↓↓↓

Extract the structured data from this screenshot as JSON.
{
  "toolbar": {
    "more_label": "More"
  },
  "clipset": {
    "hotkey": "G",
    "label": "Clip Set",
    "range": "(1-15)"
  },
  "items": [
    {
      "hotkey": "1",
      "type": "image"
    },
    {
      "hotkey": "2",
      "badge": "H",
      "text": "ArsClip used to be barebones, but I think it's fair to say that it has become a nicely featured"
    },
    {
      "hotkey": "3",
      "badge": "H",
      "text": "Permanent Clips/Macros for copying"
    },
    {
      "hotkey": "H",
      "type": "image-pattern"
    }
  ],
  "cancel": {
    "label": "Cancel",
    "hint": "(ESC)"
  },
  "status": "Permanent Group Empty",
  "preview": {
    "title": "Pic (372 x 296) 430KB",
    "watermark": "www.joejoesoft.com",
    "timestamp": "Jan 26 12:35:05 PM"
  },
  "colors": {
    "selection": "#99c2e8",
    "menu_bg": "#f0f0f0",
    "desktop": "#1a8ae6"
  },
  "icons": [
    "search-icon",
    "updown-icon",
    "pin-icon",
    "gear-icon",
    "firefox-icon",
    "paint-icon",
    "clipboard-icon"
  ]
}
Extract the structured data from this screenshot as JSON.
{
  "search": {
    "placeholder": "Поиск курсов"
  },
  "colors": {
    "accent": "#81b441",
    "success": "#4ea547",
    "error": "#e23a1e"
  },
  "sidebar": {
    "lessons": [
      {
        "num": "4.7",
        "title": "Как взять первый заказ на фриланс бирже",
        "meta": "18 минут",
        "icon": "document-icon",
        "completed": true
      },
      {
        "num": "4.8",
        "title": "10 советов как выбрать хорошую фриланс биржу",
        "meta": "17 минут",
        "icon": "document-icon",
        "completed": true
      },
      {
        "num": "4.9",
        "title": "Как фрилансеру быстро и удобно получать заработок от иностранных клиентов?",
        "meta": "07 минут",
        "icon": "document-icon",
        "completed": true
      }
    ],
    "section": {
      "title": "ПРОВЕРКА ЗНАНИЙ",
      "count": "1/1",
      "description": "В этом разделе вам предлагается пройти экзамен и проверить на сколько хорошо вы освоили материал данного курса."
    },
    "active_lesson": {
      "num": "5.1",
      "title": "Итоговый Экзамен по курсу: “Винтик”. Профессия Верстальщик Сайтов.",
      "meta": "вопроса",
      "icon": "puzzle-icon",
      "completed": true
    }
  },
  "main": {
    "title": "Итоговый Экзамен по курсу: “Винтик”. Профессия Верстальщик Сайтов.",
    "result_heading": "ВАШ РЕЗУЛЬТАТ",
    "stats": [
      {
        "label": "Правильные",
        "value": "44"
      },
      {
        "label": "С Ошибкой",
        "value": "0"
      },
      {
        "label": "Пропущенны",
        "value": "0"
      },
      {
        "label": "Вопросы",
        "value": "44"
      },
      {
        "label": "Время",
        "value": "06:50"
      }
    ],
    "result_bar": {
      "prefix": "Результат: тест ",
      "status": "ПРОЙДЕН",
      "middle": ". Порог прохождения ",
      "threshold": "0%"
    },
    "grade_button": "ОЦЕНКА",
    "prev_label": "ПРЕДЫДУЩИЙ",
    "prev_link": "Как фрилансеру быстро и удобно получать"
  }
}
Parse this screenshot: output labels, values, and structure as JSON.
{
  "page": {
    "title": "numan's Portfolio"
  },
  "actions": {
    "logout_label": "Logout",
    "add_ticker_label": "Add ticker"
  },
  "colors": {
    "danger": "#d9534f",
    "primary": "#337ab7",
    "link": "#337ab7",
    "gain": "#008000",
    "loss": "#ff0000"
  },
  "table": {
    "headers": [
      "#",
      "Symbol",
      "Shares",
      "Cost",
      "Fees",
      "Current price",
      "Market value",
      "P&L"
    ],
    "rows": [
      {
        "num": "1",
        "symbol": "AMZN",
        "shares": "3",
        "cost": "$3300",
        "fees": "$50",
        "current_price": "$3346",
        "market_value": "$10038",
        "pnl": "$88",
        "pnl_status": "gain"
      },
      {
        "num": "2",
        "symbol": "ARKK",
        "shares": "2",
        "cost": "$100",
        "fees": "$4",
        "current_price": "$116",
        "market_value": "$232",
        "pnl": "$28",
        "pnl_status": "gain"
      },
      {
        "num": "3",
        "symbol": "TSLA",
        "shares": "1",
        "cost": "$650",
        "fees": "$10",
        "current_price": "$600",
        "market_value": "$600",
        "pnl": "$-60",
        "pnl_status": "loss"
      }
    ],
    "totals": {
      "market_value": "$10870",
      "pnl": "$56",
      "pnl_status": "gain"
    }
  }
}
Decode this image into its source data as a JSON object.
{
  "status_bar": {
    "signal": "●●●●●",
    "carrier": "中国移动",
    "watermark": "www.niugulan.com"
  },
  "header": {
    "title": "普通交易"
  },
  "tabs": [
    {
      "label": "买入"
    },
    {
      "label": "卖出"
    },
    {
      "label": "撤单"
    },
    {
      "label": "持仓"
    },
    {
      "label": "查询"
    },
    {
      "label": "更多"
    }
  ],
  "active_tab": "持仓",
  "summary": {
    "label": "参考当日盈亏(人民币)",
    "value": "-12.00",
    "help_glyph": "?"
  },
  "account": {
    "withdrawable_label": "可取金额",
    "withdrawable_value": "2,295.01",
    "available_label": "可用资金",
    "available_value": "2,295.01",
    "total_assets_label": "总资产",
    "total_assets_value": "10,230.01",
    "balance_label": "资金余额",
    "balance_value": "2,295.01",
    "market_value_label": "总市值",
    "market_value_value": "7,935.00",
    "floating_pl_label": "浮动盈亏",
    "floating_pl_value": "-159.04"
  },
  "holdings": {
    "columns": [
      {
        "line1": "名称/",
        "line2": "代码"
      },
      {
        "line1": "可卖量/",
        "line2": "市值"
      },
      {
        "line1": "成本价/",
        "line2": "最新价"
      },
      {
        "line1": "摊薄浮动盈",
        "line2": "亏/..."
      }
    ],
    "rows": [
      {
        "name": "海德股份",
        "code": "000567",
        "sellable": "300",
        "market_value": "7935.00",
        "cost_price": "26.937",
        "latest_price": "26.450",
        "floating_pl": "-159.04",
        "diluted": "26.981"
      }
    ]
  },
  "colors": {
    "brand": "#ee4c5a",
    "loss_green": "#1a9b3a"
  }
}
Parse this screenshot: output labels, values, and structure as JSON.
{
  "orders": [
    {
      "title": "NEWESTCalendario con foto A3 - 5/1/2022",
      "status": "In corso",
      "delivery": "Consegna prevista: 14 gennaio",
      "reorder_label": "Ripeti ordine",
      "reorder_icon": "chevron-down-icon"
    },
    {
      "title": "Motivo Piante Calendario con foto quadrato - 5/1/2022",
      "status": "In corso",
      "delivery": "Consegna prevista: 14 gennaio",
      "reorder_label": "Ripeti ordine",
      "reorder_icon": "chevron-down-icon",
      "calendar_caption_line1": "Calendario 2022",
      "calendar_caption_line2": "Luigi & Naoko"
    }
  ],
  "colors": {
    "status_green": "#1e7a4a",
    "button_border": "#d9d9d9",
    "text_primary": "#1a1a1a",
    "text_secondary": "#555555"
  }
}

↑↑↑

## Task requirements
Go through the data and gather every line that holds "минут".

## Result of this exercise
        "meta": "18 минут",
        "meta": "17 минут",
        "meta": "07 минут",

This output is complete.